Have you ever experienced a time when you felt like you were “in the zone”? Where you were so involved in what you were doing that everything else around you melted away, and time stood still?
Psychologists call this experience “flow”, and it’s essential to doing meaningful deep work. It’s such a powerful concept that all the productivity blogs and business websites have taken the concept and run away with it, offering tips to achieving flow in order to be more productive.
But many of these bloggers have missed the point of the original book that started it all: Flow: The Psychology of Optimal Experience by Mihaly Csikszentmihalyi. As the book’s subtitle implies, flow is about so much more than being more productive. Increased productivity is a side effect of flow, but achieving flow is ultimately about leading a more enjoyable, happier life.
In today’s post, I’ll explore the truth of flow, straight from the source. I’ll explain what it is, why it matters, and how you can cultivate flow in situations you encounter as a student.

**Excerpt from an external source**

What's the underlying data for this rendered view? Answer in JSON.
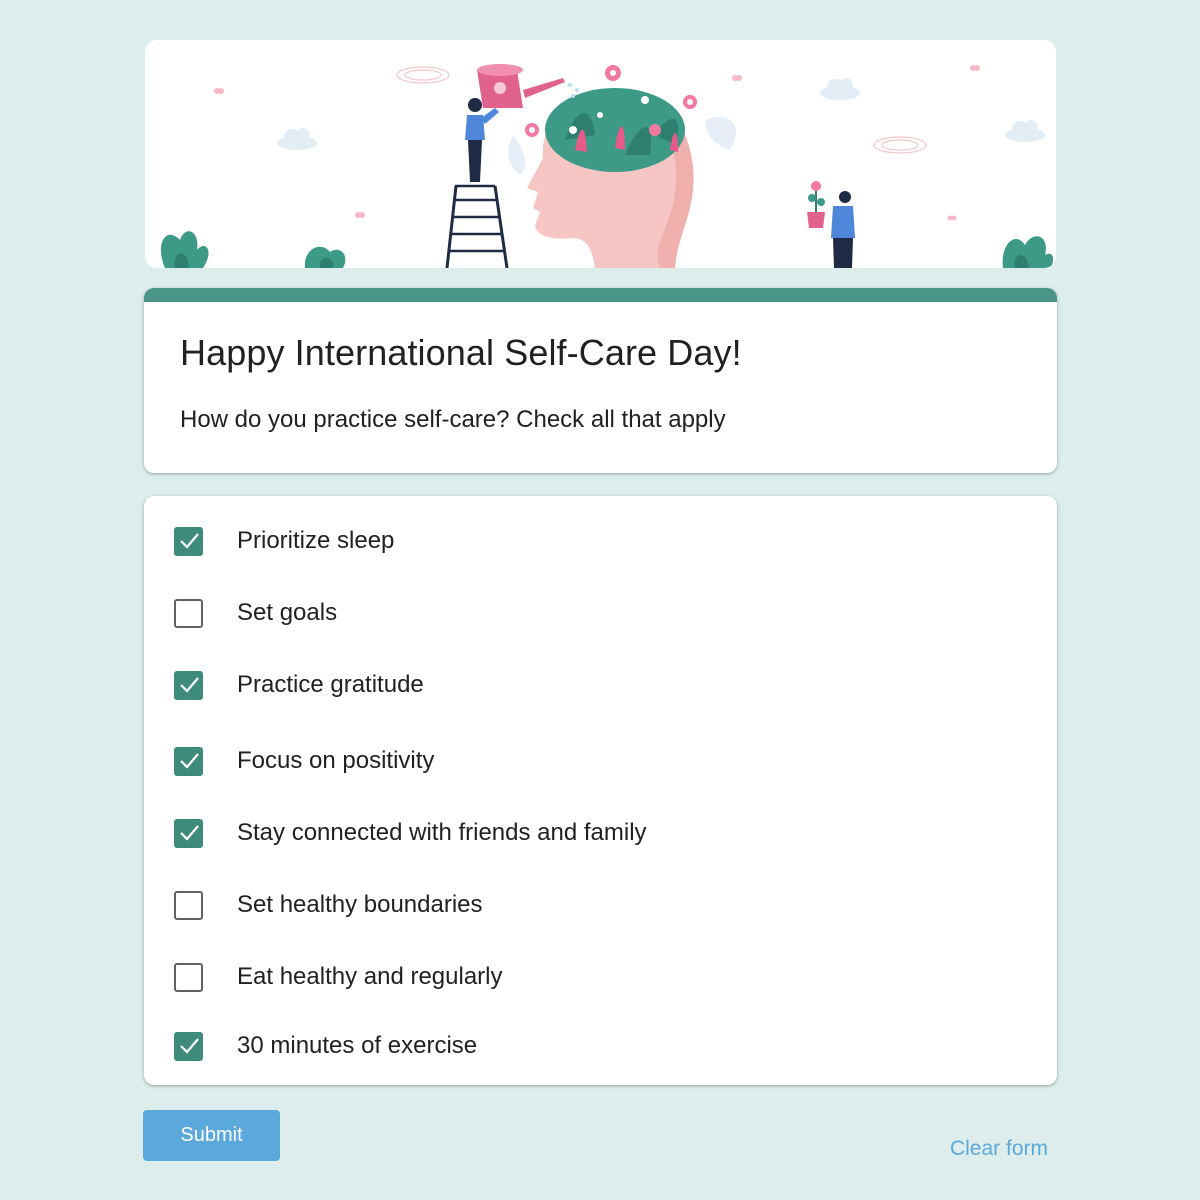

According to a study done by TheLadders, that’s how much time a recruiter or hiring manager is going to give your resume.
I know, I know. That’s sad and discouraging to hear, especially if you’ve just spent hours and hours painstakingly crafting every word and tweaking margins and font sizes to achieve god-like resume status.

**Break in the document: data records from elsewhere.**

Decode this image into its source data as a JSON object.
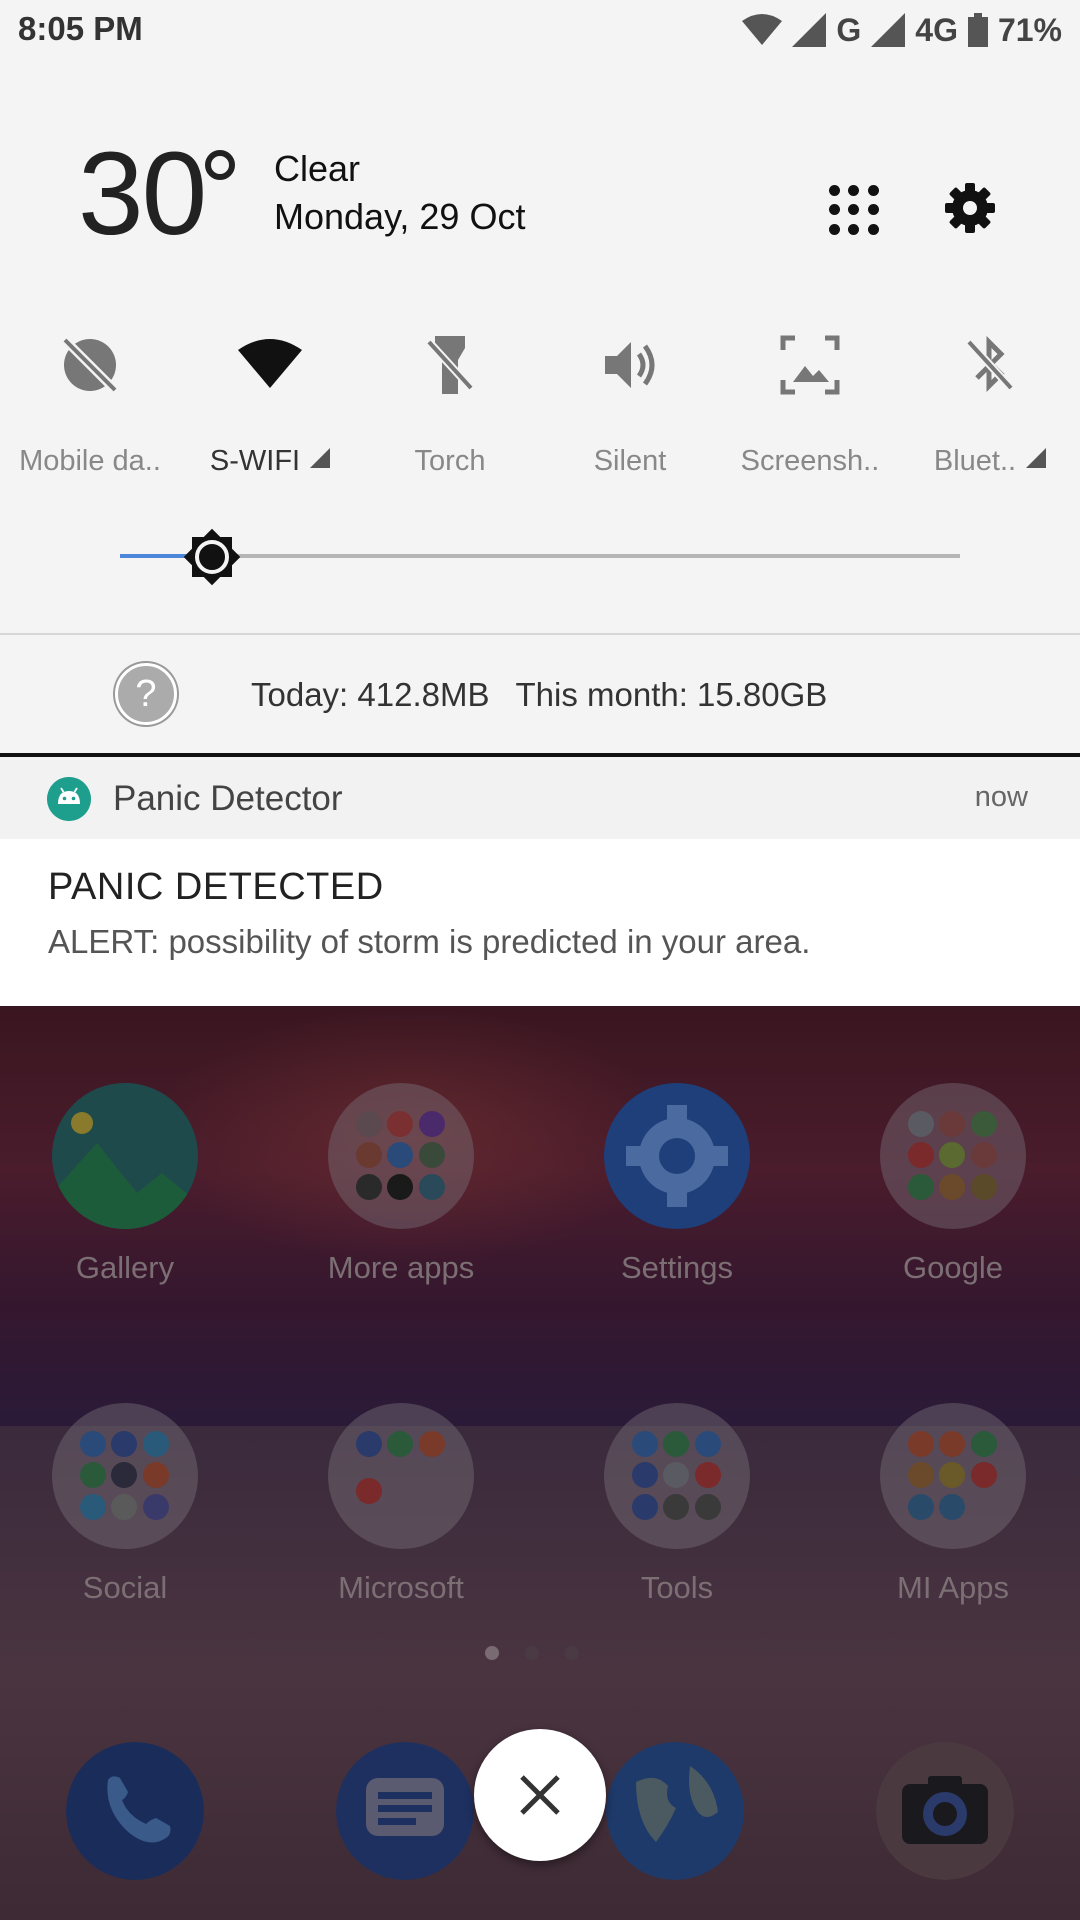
{
  "status_bar": {
    "time": "8:05 PM",
    "network_1": "G",
    "network_2": "4G",
    "battery": "71%",
    "icons": [
      "wifi-icon",
      "signal-icon",
      "signal-icon",
      "battery-icon"
    ]
  },
  "header": {
    "temperature": "30",
    "condition": "Clear",
    "date": "Monday, 29 Oct",
    "icons": [
      "apps-grid-icon",
      "gear-icon"
    ]
  },
  "quick_tiles": [
    {
      "label": "Mobile da..",
      "icon": "mobile-data-off-icon",
      "active": false
    },
    {
      "label": "S-WIFI",
      "icon": "wifi-icon",
      "active": true,
      "has_more": true
    },
    {
      "label": "Torch",
      "icon": "flashlight-off-icon",
      "active": false
    },
    {
      "label": "Silent",
      "icon": "volume-icon",
      "active": false
    },
    {
      "label": "Screensh..",
      "icon": "screenshot-icon",
      "active": false
    },
    {
      "label": "Bluet..",
      "icon": "bluetooth-off-icon",
      "active": false,
      "has_more": true
    }
  ],
  "brightness": {
    "level": 0.11,
    "icon": "brightness-icon"
  },
  "data_usage": {
    "today": "Today: 412.8MB",
    "month": "This month: 15.80GB",
    "help_symbol": "?"
  },
  "notification": {
    "app_name": "Panic Detector",
    "time": "now",
    "title": "PANIC DETECTED",
    "text": "ALERT: possibility of storm is predicted in your area.",
    "app_icon": "android-icon"
  },
  "home_screen": {
    "row1": [
      "Gallery",
      "More apps",
      "Settings",
      "Google"
    ],
    "row2": [
      "Social",
      "Microsoft",
      "Tools",
      "MI Apps"
    ],
    "dock_icons": [
      "phone-icon",
      "messages-icon",
      "browser-icon",
      "camera-icon"
    ],
    "page_index": 0,
    "page_count": 3
  },
  "colors": {
    "accent": "#4c86d8",
    "notif_icon": "#1e9e8c"
  }
}
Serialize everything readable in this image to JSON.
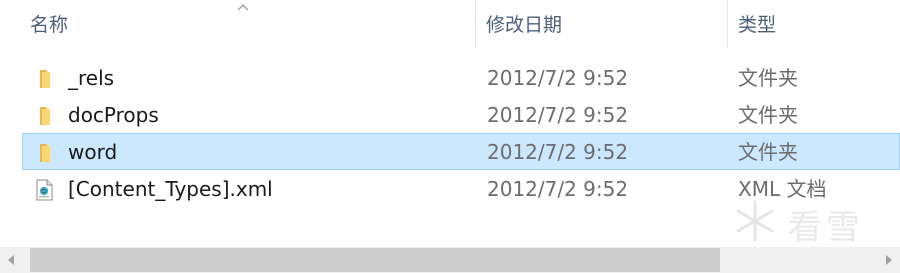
{
  "columns": {
    "name": "名称",
    "modified": "修改日期",
    "type": "类型"
  },
  "files": [
    {
      "name": "_rels",
      "modified": "2012/7/2 9:52",
      "type": "文件夹",
      "icon": "folder-icon"
    },
    {
      "name": "docProps",
      "modified": "2012/7/2 9:52",
      "type": "文件夹",
      "icon": "folder-icon"
    },
    {
      "name": "word",
      "modified": "2012/7/2 9:52",
      "type": "文件夹",
      "icon": "folder-icon",
      "selected": true
    },
    {
      "name": "[Content_Types].xml",
      "modified": "2012/7/2 9:52",
      "type": "XML 文档",
      "icon": "xml-file-icon"
    }
  ],
  "watermark": {
    "text": "看雪"
  },
  "colors": {
    "selection_bg": "#cce8ff",
    "selection_border": "#99d1ff",
    "header_text": "#4c607a",
    "folder": "#f8d775"
  }
}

(At least you’re not a professional speed stacker, whose career depends on how quickly you can build a cup-pyramid and tear it down in much less than 6 seconds. But that’s beside the point.)
I don’t think anyone enjoys writing resumes. They can feel like pointless exercises in self-glorification at best, and exercises in the fine art of b.s. at worst. You have to take all the things you’ve done over the past 1-5 years and condense them into a 1-page document that will (hopefully) convince a person with hiring power to give you a job.

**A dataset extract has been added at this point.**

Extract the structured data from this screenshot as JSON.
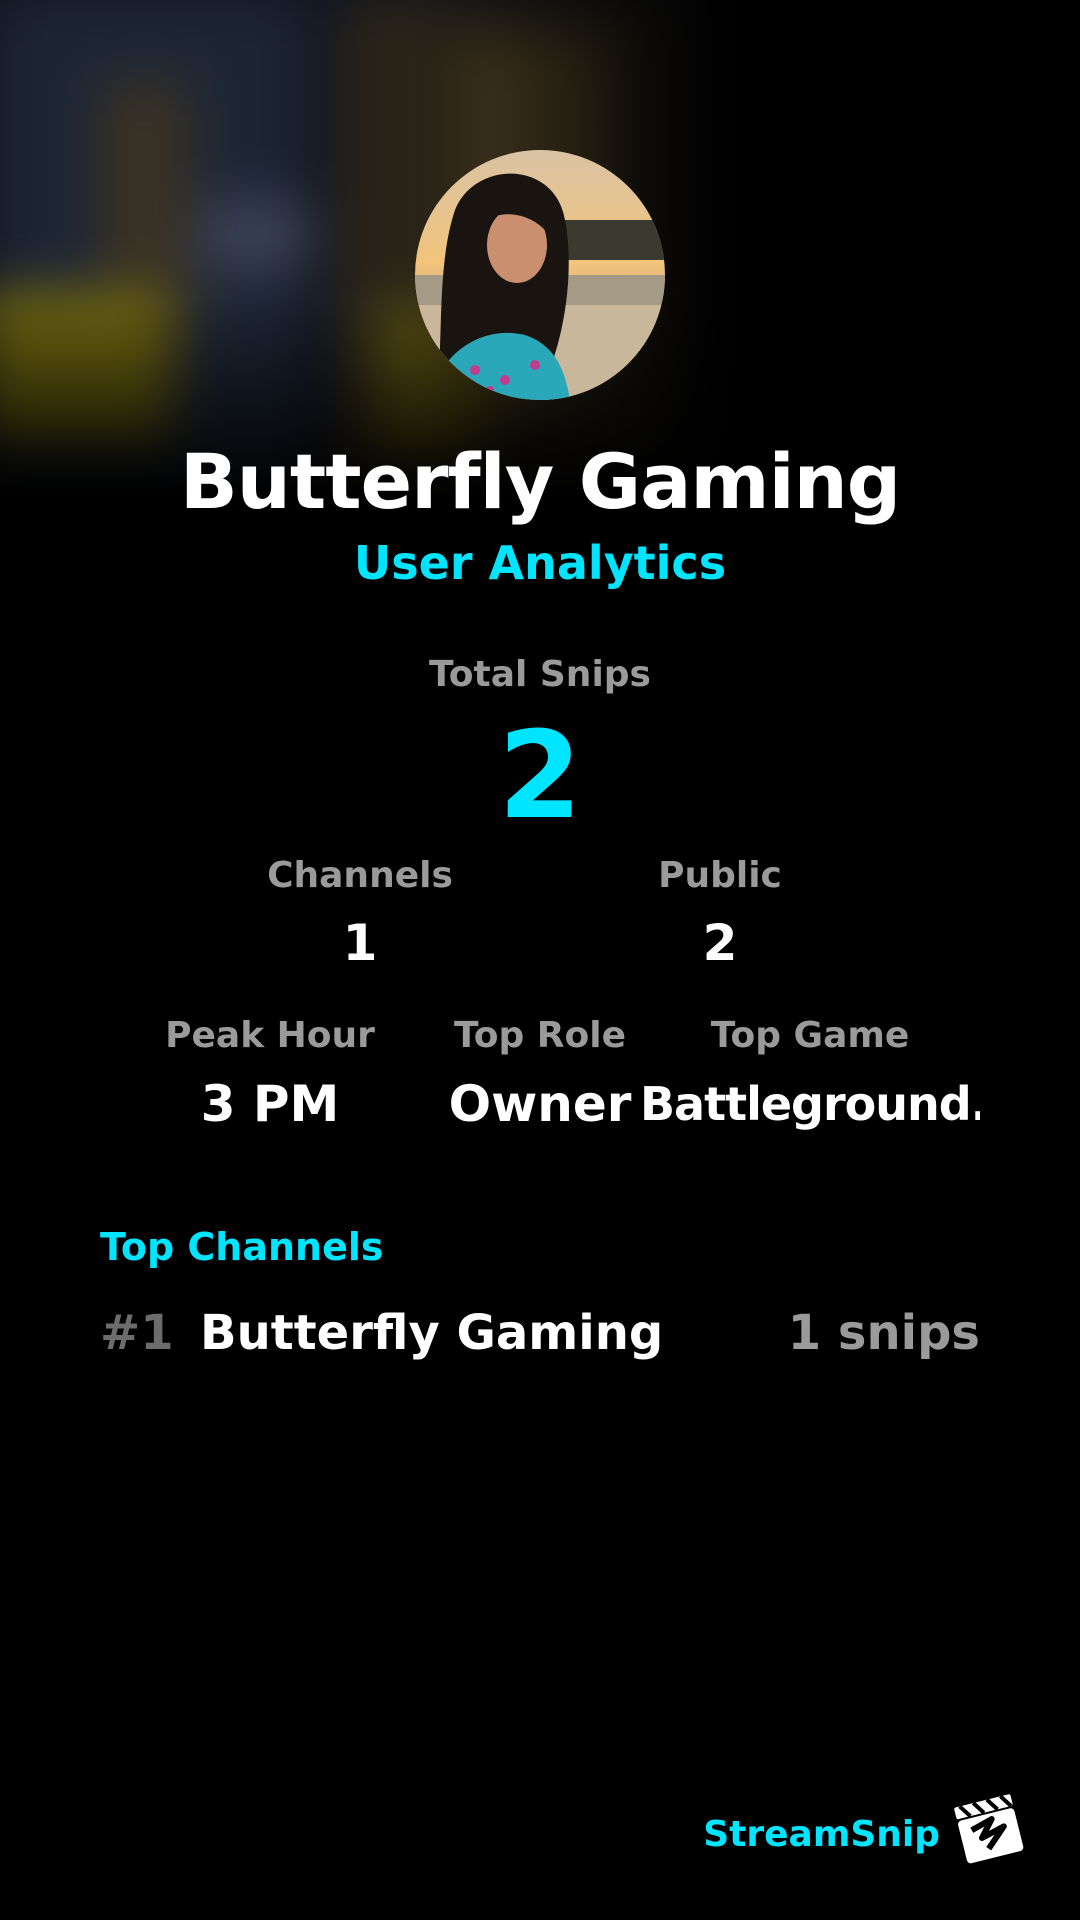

With all this pressure, all this confusion, it’s easy to just plug some random facts about yourself into one of those online resume generators and call it a day.
But it doesn’t have to be like that.
I’m not a coffee snob, but I like making and drinking coffee.
- I have a regular subscription to Toronto’s Pilot Coffee Roasters who send me two different bags of freshly-roasted beans every few months
- I have a little digital scale where I measure out exactly 18g of coffee beans, just enough for that morning’s cup
- I also hand-grind the beans on demand (I never grind in bulk ahead of time – sacrilege!)
Most of all, I enjoy having that warm drink to keep me company in the early morning hours as I ease into my day. Read More…
Water is a necessary ingredient for human survival – as well as for optimal physical and mental performance.
If you’re reading this, that means you’re alive (unless I’m wrong about zombies), so you’re at least getting the bare minimum. But are you drinking enough?
For years, we’ve been told that we’re all dehydrated, and that if we want our bodies to work properly, we need to drink our 8 glasses a day.
Some have even gone further, stating that 8 glasses isn’t enough, that you should be drinking three or four liters a day. Others say you have to time it right and spread out your water drinking over each hour of the day.
So who’s right? Read More…
If you’re like me, you’ve probably tried to make a radical change in your life in the past….And failed miserably again and again.
Maybe you’ve tried to lose weight, wake up earlier, or read more, and in the first few days, you feel great. You feel motivated, and you nail your goals: you wake up at 6:00 AM; you eat grilled chicken breasts and broccoli every night, and you finish reading 10 Steps to Earning Awesome Grades (While Studying Less) in one sitting. You go!
But by Day 4, you don’t even want to get out of bed. Thinking about all the stuff you have to do makes you want to hit snooze for the 4th time in a row, burrow deeper into your bedsheets, and snuggle up warm and cozy next to your Tickle-Me Elmo doll from when you were 10.
I see you nodding along.
So here’s the question I’ll try to answer in this blog post: How do you stay consistent and crushing it, day in and day out, whether you feel like it or not?